When Jake Cooper isn’t roping around his Stephenville, Texas, place, he can be found on the ProRodeo trail as one of the elite team ropers in the game.
But that’s not necessarily his home.
“Monument (N.M.) will always be my home and my hometown,” said Cooper, one of three children born to Jimmie and Shryl Cooper. “We live in Stephenville because it’s more central for rodeos, and I’d say half the top 15 guys live around there.
“If you want to be the best, you have to be around the best.”
Both are certainly the case. This season, Cooper is among the top five headers in the Professional Rodeo Cowboys Association world standings, competing primarily with heeler Tyler McKnight of Wells, Texas. It’s a return to the top of the game for Cooper, who last qualified for the Wrangler National Finals Rodeo in 2007 while competing with his twin brother, Jim Ross.
“It feels great to be in a position like this,” said Jake Cooper, one of seven cowboys that are part of the Tate Branch Auto Group “Riding for the Brand” team. “I haven’t roped good the last few years, and I had some struggles with some horses.

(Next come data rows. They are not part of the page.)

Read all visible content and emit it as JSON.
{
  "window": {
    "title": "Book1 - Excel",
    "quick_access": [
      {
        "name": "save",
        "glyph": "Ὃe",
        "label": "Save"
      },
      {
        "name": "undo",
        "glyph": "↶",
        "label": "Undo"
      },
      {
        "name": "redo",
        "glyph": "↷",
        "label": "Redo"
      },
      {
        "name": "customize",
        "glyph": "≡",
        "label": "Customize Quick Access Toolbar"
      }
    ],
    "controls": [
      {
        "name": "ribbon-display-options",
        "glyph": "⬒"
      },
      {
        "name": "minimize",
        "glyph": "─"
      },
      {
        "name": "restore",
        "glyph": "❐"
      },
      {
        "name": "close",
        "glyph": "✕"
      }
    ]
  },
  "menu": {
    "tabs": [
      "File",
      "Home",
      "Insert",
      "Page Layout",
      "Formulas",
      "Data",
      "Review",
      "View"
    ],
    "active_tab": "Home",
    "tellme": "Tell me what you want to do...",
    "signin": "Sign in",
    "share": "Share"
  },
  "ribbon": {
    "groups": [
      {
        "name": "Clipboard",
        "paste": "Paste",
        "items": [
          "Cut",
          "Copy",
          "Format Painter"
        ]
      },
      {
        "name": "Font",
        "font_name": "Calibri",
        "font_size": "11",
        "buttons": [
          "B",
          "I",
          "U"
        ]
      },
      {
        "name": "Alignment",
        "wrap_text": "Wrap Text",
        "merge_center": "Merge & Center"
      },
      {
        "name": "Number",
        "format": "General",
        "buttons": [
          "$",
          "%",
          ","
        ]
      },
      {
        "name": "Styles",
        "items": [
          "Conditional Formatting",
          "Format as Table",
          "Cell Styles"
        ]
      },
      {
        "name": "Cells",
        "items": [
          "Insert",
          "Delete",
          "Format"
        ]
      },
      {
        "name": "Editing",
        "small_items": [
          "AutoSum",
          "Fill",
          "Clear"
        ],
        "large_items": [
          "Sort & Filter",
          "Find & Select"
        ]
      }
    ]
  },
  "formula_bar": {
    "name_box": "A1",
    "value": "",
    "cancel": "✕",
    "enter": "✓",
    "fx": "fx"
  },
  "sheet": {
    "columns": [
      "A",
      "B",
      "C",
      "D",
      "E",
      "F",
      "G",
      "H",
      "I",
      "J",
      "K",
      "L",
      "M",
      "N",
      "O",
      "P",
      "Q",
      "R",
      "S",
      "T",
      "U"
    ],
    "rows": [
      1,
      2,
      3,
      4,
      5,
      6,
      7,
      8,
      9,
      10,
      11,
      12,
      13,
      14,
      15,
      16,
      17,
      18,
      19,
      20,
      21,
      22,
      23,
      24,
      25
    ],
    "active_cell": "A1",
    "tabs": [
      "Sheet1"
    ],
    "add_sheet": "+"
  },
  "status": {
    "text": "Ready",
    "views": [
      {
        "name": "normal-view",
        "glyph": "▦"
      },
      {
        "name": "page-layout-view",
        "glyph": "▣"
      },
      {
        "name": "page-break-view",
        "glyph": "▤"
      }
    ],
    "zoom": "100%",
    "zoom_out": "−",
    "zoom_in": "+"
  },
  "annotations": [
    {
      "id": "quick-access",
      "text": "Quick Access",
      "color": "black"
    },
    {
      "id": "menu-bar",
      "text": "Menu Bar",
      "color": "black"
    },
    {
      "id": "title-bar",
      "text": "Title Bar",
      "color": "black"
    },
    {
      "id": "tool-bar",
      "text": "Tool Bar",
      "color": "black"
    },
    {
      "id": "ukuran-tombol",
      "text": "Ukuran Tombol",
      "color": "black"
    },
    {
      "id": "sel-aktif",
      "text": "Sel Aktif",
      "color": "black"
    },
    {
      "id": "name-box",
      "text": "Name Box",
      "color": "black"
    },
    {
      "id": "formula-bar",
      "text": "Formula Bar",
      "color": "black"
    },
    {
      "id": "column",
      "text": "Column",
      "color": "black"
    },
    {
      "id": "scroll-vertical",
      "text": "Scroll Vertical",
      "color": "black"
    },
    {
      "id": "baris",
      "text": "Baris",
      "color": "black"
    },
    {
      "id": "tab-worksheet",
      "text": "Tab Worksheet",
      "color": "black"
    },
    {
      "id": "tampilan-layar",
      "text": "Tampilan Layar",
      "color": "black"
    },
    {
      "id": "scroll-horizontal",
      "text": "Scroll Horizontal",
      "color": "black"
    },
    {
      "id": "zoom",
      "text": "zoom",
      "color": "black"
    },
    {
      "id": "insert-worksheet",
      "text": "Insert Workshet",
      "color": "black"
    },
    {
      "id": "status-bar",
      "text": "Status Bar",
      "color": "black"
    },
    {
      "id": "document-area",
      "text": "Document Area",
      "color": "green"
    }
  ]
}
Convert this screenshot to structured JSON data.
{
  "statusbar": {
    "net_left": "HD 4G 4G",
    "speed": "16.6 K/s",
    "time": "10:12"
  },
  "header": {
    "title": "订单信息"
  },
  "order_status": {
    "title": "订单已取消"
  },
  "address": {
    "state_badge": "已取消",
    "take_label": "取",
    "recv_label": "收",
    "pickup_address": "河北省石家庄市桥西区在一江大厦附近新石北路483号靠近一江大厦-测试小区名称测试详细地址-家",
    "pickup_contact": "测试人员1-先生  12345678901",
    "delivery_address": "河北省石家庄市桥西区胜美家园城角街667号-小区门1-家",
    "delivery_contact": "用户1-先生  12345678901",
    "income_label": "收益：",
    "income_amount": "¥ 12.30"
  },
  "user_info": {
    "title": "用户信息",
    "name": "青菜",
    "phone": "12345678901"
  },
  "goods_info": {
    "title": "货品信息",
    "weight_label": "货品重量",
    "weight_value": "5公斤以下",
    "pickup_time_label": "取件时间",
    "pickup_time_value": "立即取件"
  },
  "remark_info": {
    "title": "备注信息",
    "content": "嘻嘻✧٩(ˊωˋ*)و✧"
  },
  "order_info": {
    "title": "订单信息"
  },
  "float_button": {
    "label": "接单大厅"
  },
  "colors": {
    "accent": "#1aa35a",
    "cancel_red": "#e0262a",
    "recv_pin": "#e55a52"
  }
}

It’s really early in the season to get too excited, but I feel great about the start and feel great about the year.”
He should. His hope is to stay among the top 15 through the rest of the regular season and earn a spot in the NFR field. After eight years away from ProRodeo’s grand finale, he would welcome the change.
Of course, it helps to have sponsorship arrangements like he has with Tate Branch Auto Group, which has southeastern New Mexico dealerships in Carlsbad, Artesia and Hobbs.
“It makes it so much easier on us out here on the road with help like that,” said Cooper, who joins Jim Ross; tie-down roping brothers Clif and Clint Cooper and their legendary father, Roy Cooper; steer roper Marty Jones; and two-time world champion saddle bronc rider Taos Muncy. “I got to know Tate a little bit because Jim’s had the relationship for a couple of years. It’s a great opportunity for us to be involved with a guy like Tate, who supports rodeo and what we do.
“Not only does it make the financial burden less, but having a guy that’s easy to talk to and is a spiritual guy like my dad is great, too. This really has the feeling of family.”
Branch takes a familial approach to the arrangements with the cowboys, all of whom have New Mexico ties. Jake Cooper, Jim Ross Cooper, Clint Cooper, Roy Cooper and Jones have specific ties to Lea County in the state’s most southeastern corner, while Muncy is from Corona; Clif Cooper is the lone Texas-raised cowboy in the bunch, but he has other ties to Lea County through Roy’s family.
“Having grown up around rodeo, I know what kind of sacrifices these guys make to compete at the top level,” said Joby Houghtaling, the Tate Branch Auto Group’s director of operations. “We’re very excited to support these guys, the sport of rodeo and the lifestyle they live. We want them to know they’re part of our family.”
That seems to be a common theme for many of the “Riding for the Brand” cowboys, but it’s especially true for Jake Cooper. Less than a decade ago, he and Jim Ross became the first set of twins to compete together in team roping at the NFR. Of course, they’re just carrying on a heritage passed down from their father, 1980 all-around world champion Jimmie Cooper, a ProRodeo Hall of Fame inductee.
“This is a lifestyle for me,” Jake Cooper said. “Guys ask me all the time how long I’m going to do this. This is all I’ve ever done. Since I was 12 years old, it’s all I’ve ever wanted to do. It’s a way of life for me, not really a job.
“I’m 30 now. I’ve grown up. Dad told me it was a hard life out here. You’ve got to love it, and I do. He used to tell me when I was a kid that he loved to rope with me.”
In early May, Jake Cooper returned to Monument and spent a week with his family. He and his dad roped together much of that time.
“There’s nothing that makes me happier than roping with him and spending time with him,” Jake Cooper said. “It’s great that he can still compete and do stuff along with us.”
As he prepares for the busy summer run, Jake Cooper knows the struggles that come with competing in rodeo full time. Only the top teams at each rodeo will earn a check, so it’s vital that he and McKnight battle through any adversity and excel at the right times if he plans to return to the NFR in 2015.
If he qualifies for Las Vegas in December, he will rope for the largest purse in the history of the sport’s championship event, with go-round winners earning more than $26,000 each night for 10 star-filled days in the Nevada desert. Just making it to Sin City would put him in position to claim that elusive, yet coveted world championship.
“It’s a little early to be talking about a gold buckle,” he said. “That’s been my goal since I was a kid. That’s every guy’s goal, especially growing up with my dad having one. It’s almost like that World Series ring; it’s that instant respect you get from every rodeo cowboy.
“It’s going to take a lot more hard work. Hopefully if all the right things fall in place, we’ll get to do it.”